Patients undergoing bariatric surgery had a 33 percent lower risk of developing any cancer during follow-up, according to the published findings. Schauer says the benefit is greatest among obesity-associated cancers. The risk of postmenopausal breast cancer dropped by 42 percent and while the risk for endometrial cancer dropped 50 percent in severely obese patients. The risk of colon cancer dropped 41 percent while the risk of pancreatic cancer was lowered by 54 percent.


“Cancer risks for postmenopausal breast cancer and endometrial cancer are closely related to estrogen levels,” says Schauer. “Having weight loss surgery reduces estrogen level.”

“Reason enough …”

The study, recently published online in the Annals of Surgery, reviewed medical data of 22,198 individuals who had bariatric surgery and 66,427 nonsurgical patients between 2005 and 2012 with follow-up through 2014. It pulled data from large integrated health insurance and health care delivery systems from five study sites operated by Kaiser Permanente — Southern California, Northern California, Oregon, Colorado and Washington. More than 80 percent of patients in the study were women.

Bariatric surgery helps reduce the risk of diabetes and insulin levels which may be a risk factor for pancreatic cancer, while the mechanisms for colon cancer are more complicated, says Schauer.

“I think considering cancer risk is one small piece of the puzzle when considering bariatric surgery, but there are many factors to consider. Reductions in diabetes, hypertension and improvements in survival and quality of life are reason enough,” says Schauer. “The study provides an additional reason to consider bariatric surgery.”

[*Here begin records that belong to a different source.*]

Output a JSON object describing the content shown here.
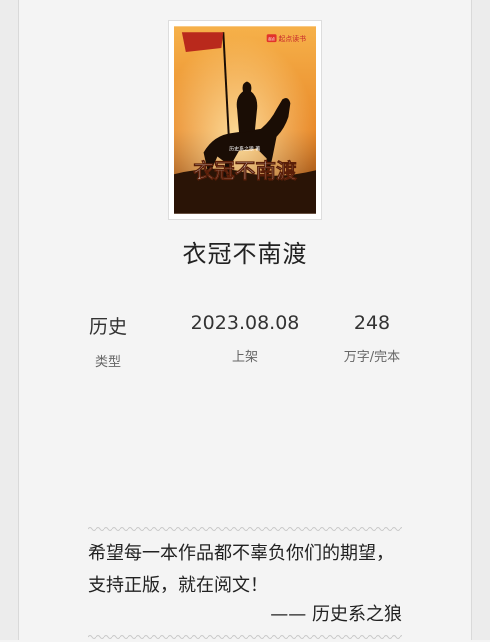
{
  "cover": {
    "brand_text": "起点读书",
    "brand_badge": "起点",
    "author_text": "历史系之狼 著",
    "title_text": "衣冠不南渡"
  },
  "book": {
    "title": "衣冠不南渡"
  },
  "stats": [
    {
      "value": "历史",
      "label": "类型"
    },
    {
      "value": "2023.08.08",
      "label": "上架"
    },
    {
      "value": "248",
      "label": "万字/完本"
    }
  ],
  "message": {
    "text": "希望每一本作品都不辜负你们的期望，支持正版，就在阅文！",
    "signature": "—— 历史系之狼"
  }
}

Results for men

The study found no significant association between bariatric surgery and cancer risk among men. Schauer says that may be because the vast majority of study patients are female and at least two of the cancers most impacted by bariatric surgery, postmenopausal breast cancer and endometrial cancer, affect women only.

About 15 million adults in the United States suffer from severe obesity, which is defined as having a body mass index of greater than 35 kg/m2. Obesity and cancer are closely linked. Obesity is associated with up to 40 percent of all cancers diagnosed in the United States, says Schauer.

Multivariable Cox proportional-hazards models were used to examine the incidence of cancer up to 10 years after bariatric surgery compared to the matched nonsurgical patients. After a mean follow-up of 3.5 years, researchers identified 2,543 incident cancers.

 

About the Author

Truman Lewis

Truman has been a bureau chief and correspondent in D.C., Los Angeles, Phoenix and elsewhere, reporting for radio, television, print and news services, for more than 30 years. Most recently, he has reported extensively on health and consumer issues for ConsumerAffairs.com and FairfaxNews.com.